Since the pictures are not wanted, reproduce only the rest of the records, exactly as given.
[THE DATA — start]
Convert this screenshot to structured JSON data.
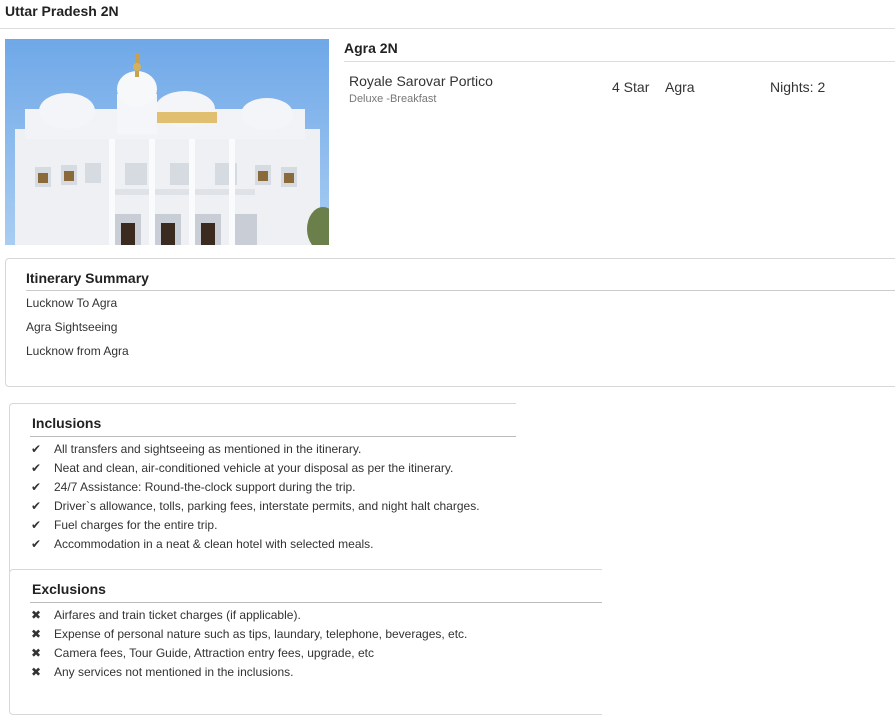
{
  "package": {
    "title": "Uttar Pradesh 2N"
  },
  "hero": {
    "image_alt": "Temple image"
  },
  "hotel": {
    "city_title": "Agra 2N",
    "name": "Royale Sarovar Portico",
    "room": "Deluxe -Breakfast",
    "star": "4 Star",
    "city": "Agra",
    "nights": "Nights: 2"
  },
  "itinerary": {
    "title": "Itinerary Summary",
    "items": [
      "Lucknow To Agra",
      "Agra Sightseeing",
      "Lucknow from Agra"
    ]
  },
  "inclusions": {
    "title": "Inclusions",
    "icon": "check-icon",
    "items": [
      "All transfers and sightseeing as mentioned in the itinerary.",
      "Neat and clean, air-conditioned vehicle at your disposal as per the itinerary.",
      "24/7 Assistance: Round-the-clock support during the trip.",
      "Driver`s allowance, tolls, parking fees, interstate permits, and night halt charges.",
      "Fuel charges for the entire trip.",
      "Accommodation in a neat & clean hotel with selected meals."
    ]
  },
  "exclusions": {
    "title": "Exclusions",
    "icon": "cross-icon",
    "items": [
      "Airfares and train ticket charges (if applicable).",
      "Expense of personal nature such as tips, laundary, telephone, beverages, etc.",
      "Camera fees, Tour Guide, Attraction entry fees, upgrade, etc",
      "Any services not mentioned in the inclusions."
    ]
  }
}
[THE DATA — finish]
◆ **SOLUTION TO THE PROBLEM**:
Convert this screenshot to structured JSON data.
{
  "package": {
    "title": "Uttar Pradesh 2N"
  },
  "hero": {
    "image_alt": "Temple image"
  },
  "hotel": {
    "city_title": "Agra 2N",
    "name": "Royale Sarovar Portico",
    "room": "Deluxe -Breakfast",
    "star": "4 Star",
    "city": "Agra",
    "nights": "Nights: 2"
  },
  "itinerary": {
    "title": "Itinerary Summary",
    "items": [
      "Lucknow To Agra",
      "Agra Sightseeing",
      "Lucknow from Agra"
    ]
  },
  "inclusions": {
    "title": "Inclusions",
    "icon": "check-icon",
    "items": [
      "All transfers and sightseeing as mentioned in the itinerary.",
      "Neat and clean, air-conditioned vehicle at your disposal as per the itinerary.",
      "24/7 Assistance: Round-the-clock support during the trip.",
      "Driver`s allowance, tolls, parking fees, interstate permits, and night halt charges.",
      "Fuel charges for the entire trip.",
      "Accommodation in a neat & clean hotel with selected meals."
    ]
  },
  "exclusions": {
    "title": "Exclusions",
    "icon": "cross-icon",
    "items": [
      "Airfares and train ticket charges (if applicable).",
      "Expense of personal nature such as tips, laundary, telephone, beverages, etc.",
      "Camera fees, Tour Guide, Attraction entry fees, upgrade, etc",
      "Any services not mentioned in the inclusions."
    ]
  }
}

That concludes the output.